Image Source: PexelsBelieve it or not, the short-term uptrend looks set to continue, but it does appear to be on its last legs. So, it is definitely time to prepare for the inevitable pullback in prices by protecting profits and having some cash to deploy back into stocks when the PMO index, shown in the chart below, reaches the bottom of its range.There is a concern though with this very basic approach that I have of raising cash when the PMO is at the top of the range, and deploying cash when it is at the bottom of the range. The concern is that there is too much of a consensus about what the market will do next.It is unlikely that there is a single person out there who isn’t, at this point, optimistic about stocks in the longer-term but concerned about stocks in the shorter-term. Of course, with so much consensus, that means we need to be open to the possibility that the market will do exactly the opposite of what the consensus expects to happen.First, let’s review the standard short-term market indicators. Each of the three major indexes remains at or above the five-day averages. A new short-term downtrend can’t begin until there is a solid close below the short-term moving averages.The bullish percents are still pointing upwards and above their five-day averages, which also confirms the continued uptrend.The momentum indicator of the NYSE commons-stock-only advance-decline line is still pointing upwards too, but there is a bit of a kink in the momentum line suggesting that a cross-under sell signal is developing, perhaps.The health of the market is determined by looking at the number of new 52-week lows, and, as has been the case since mid-November, the number of NYSE new 52-week lows has remained at harmless levels. This means that the market is basically healthy behind the mask of the major indexes, and this indication of health will provide some confidence about deploying cash back into stocks during the lows of the next short-term down cycle.As a reminder, we expect the number of new lows to rise as the market sells off, so that’s okay. But we should see the number of new lows at harmless levels when the market rallies upwards, and this tells us the market price action is healthy and that stocks are worth owning for capital gains.The health of the market based on the number of new 52-week lows on the Nasdaq is a little more difficult to assess. There are a lot of poor-quality stocks on the Nasdaq exchange, and it is to be expected that a year or so of an inverted yield curve would have serious consequences for these stocks, so an elevated number of Nasdaq new lows could mean that the improved interest rate conditions are coming too late for these stocks.But with that said, the trend has been improving for the Nasdaq new lows, so let’s not spend too much time thinking about it, and let’s just acknowledge that it is a concern worth remembering if we start to feel too euphoric about the gains in our trading accounts.

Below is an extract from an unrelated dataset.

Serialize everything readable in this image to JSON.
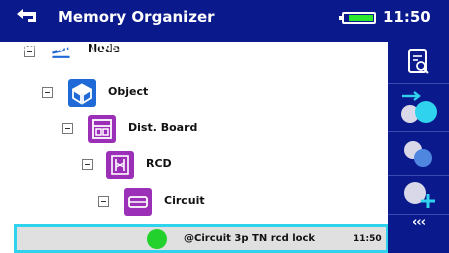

Stock prices are extended, while at the same time, the market is giving us that feeling that we don’t need to worry about prices going down. That is a dangerous combination. I’m protecting profits while trying not to miss out on the opportunity to make money.If you watch CNBC or other media, you may know that the conversation has been dominated by discussions about what the Federal Reserve is going to do next regarding rates. But then, every once in a while, they will have someone on one of the shows who reminds us that the Federal Reserve really doesn’t decide what is going to happen to interest rates. The bond market decides where rates will be and the Federal Reserve has no choice but to follow the bond market, and the chart below illustrates this.The red line is the 2-year Treasury yield controlled by the market, and the blue line is the Fed Fund Rate set by the Federal Reserve. As you can see, the two lines correlate closely, and the 2-year is pointing decisively lower at the moment, meaning that there is a good chance that we will see the Fed Rate lower as well. Of course, I should also add that Chair Powell has stated that he plans to lower rates.So, we are fairly certain that yields are coming down, and we know that lower yields favor stock prices, so what stocks should we be buying when the time is right? In my opinion, don’t try to anticipate the answer and instead let the market tell you. This means watching the relative strength of stocks and industries.The first and most obvious choice is US Technology, and as shown by this next chart, this group is just now breaking to new highs. This is a bullish indicator.Another good choice is home construction, and I’ll expand the category to include all construction and supplies. This is another bullish indicator.The metal and mining stocks supply the industrial companies that supply the builders, and this ETF looks to me as though it could be getting ready to move higher. I’m not a buyer until the breakout occurs, but I am watching.The Brokers shown in this ETF are near to a breakout, although the relative strength isn’t leading. I’m watching this for now.Health Care stocks have been dismal performers, as shown by the very poor relative strength, but if you like to have a few solid long-term holdings that you can get at good prices, then I think this may be an opportunity. This ETF is showing a multi-year sideways formation that will eventually burst to new highs, and when it does, it could be a powerful move. I’m mostly on the sidelines watching this for now.